» What this task involves:
Every line in the records below that holds "left" must be identified and copied.

» Material for the task:

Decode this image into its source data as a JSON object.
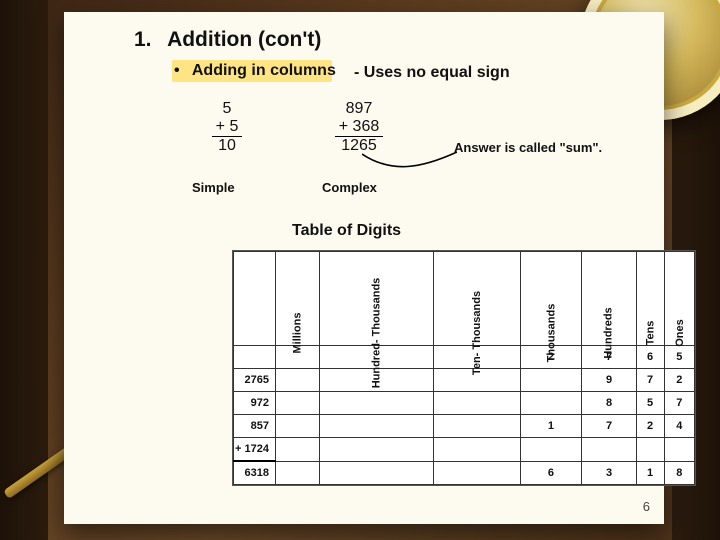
{
  "heading": {
    "number": "1.",
    "text": "Addition (con't)"
  },
  "bullet": {
    "symbol": "•",
    "text": "Adding in columns",
    "aside": "- Uses no equal sign"
  },
  "simple_add": {
    "a": "5",
    "b": "+ 5",
    "sum": "10",
    "label": "Simple"
  },
  "complex_add": {
    "a": "897",
    "b": "+  368",
    "sum": "1265",
    "label": "Complex"
  },
  "callout": "Answer is called \"sum\".",
  "tod_title": "Table of Digits",
  "tod": {
    "headers": [
      "Millions",
      "Hundred-\nThousands",
      "Ten-\nThousands",
      "Thousands",
      "Hundreds",
      "Tens",
      "Ones"
    ],
    "rows": [
      {
        "left": "",
        "cells": [
          "",
          "",
          "",
          "2",
          "7",
          "6",
          "5"
        ]
      },
      {
        "left": "2765",
        "cells": [
          "",
          "",
          "",
          "",
          "9",
          "7",
          "2"
        ]
      },
      {
        "left": "972",
        "cells": [
          "",
          "",
          "",
          "",
          "8",
          "5",
          "7"
        ]
      },
      {
        "left": "857",
        "cells": [
          "",
          "",
          "",
          "1",
          "7",
          "2",
          "4"
        ]
      },
      {
        "left": "+  1724",
        "cells": [
          "",
          "",
          "",
          "",
          "",
          "",
          ""
        ],
        "underline": true
      },
      {
        "left": "6318",
        "cells": [
          "",
          "",
          "",
          "6",
          "3",
          "1",
          "8"
        ],
        "sum": true
      }
    ]
  },
  "page_number": "6"
}
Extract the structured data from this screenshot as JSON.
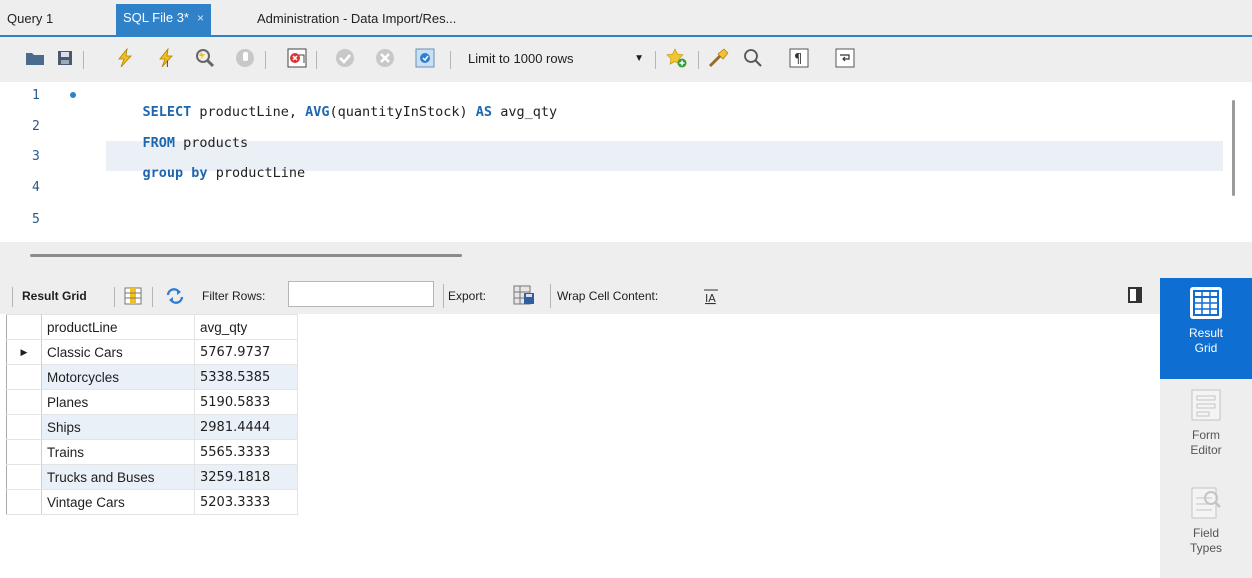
{
  "tabs": [
    {
      "label": "Query 1",
      "active": false
    },
    {
      "label": "SQL File 3*",
      "active": true,
      "close": "×"
    },
    {
      "label": "Administration - Data Import/Res...",
      "active": false
    }
  ],
  "toolbar": {
    "limit_label": "Limit to 1000 rows",
    "icons": [
      "open-folder-icon",
      "save-icon",
      "execute-icon",
      "execute-current-icon",
      "explain-icon",
      "stop-icon",
      "toggle-error-icon",
      "commit-icon",
      "rollback-icon",
      "autocommit-icon",
      "limit-dropdown",
      "add-snippet-icon",
      "beautify-icon",
      "find-icon",
      "invisible-chars-icon",
      "wrap-icon"
    ]
  },
  "editor": {
    "line_numbers": [
      "1",
      "2",
      "3",
      "4",
      "5"
    ],
    "lines": [
      [
        {
          "t": "SELECT",
          "kw": true
        },
        {
          "t": " productLine, ",
          "kw": false
        },
        {
          "t": "AVG",
          "kw": true
        },
        {
          "t": "(quantityInStock) ",
          "kw": false
        },
        {
          "t": "AS",
          "kw": true
        },
        {
          "t": " avg_qty",
          "kw": false
        }
      ],
      [
        {
          "t": "FROM",
          "kw": true
        },
        {
          "t": " products",
          "kw": false
        }
      ],
      [
        {
          "t": "group",
          "kw": true
        },
        {
          "t": " ",
          "kw": false
        },
        {
          "t": "by",
          "kw": true
        },
        {
          "t": " productLine",
          "kw": false
        }
      ],
      [],
      []
    ]
  },
  "result_toolbar": {
    "result_grid_label": "Result Grid",
    "filter_label": "Filter Rows:",
    "filter_value": "",
    "export_label": "Export:",
    "wrap_label": "Wrap Cell Content:"
  },
  "grid": {
    "columns": [
      "productLine",
      "avg_qty"
    ],
    "rows": [
      [
        "Classic Cars",
        "5767.9737"
      ],
      [
        "Motorcycles",
        "5338.5385"
      ],
      [
        "Planes",
        "5190.5833"
      ],
      [
        "Ships",
        "2981.4444"
      ],
      [
        "Trains",
        "5565.3333"
      ],
      [
        "Trucks and Buses",
        "3259.1818"
      ],
      [
        "Vintage Cars",
        "5203.3333"
      ]
    ],
    "selected_row_marker": "▶"
  },
  "side_panel": {
    "items": [
      {
        "label1": "Result",
        "label2": "Grid",
        "active": true
      },
      {
        "label1": "Form",
        "label2": "Editor",
        "active": false
      },
      {
        "label1": "Field",
        "label2": "Types",
        "active": false
      }
    ]
  },
  "colors": {
    "accent": "#2f82c8",
    "panel_active": "#0f6ed1",
    "keyword": "#1f66b0",
    "alt_row": "#eaf0f8"
  }
}
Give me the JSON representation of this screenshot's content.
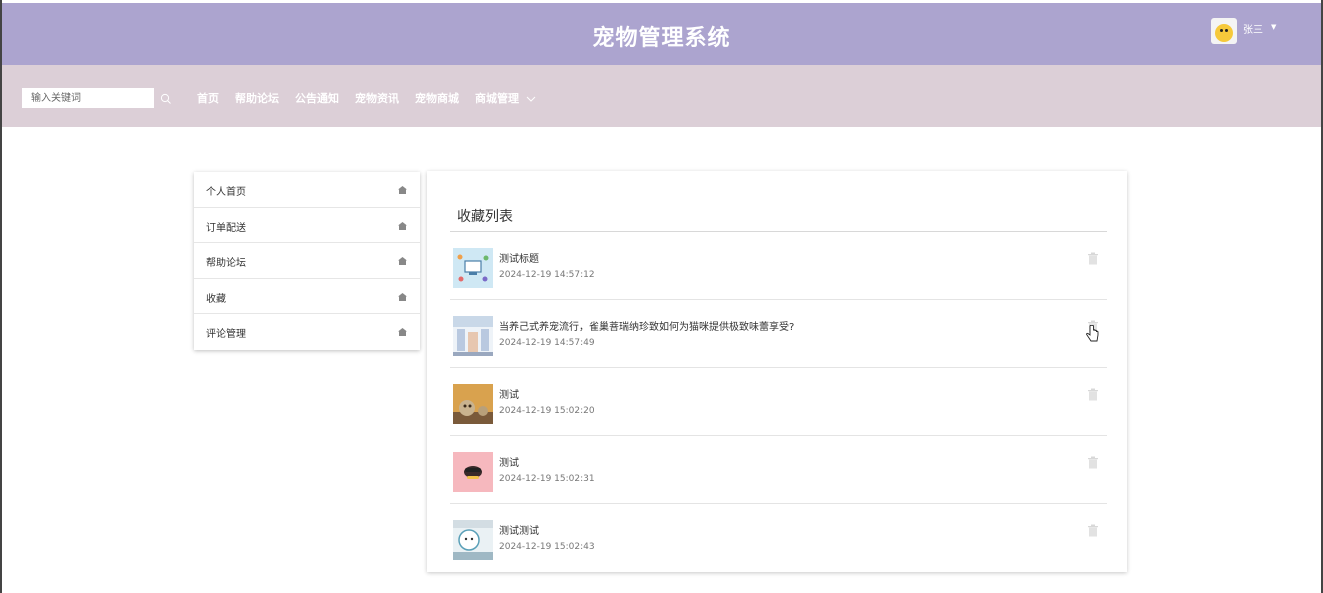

» Output:
        "left": "",
        "left": "2765",
        "left": "972",
        "left": "857",
        "left": "+  1724",
        "left": "6318",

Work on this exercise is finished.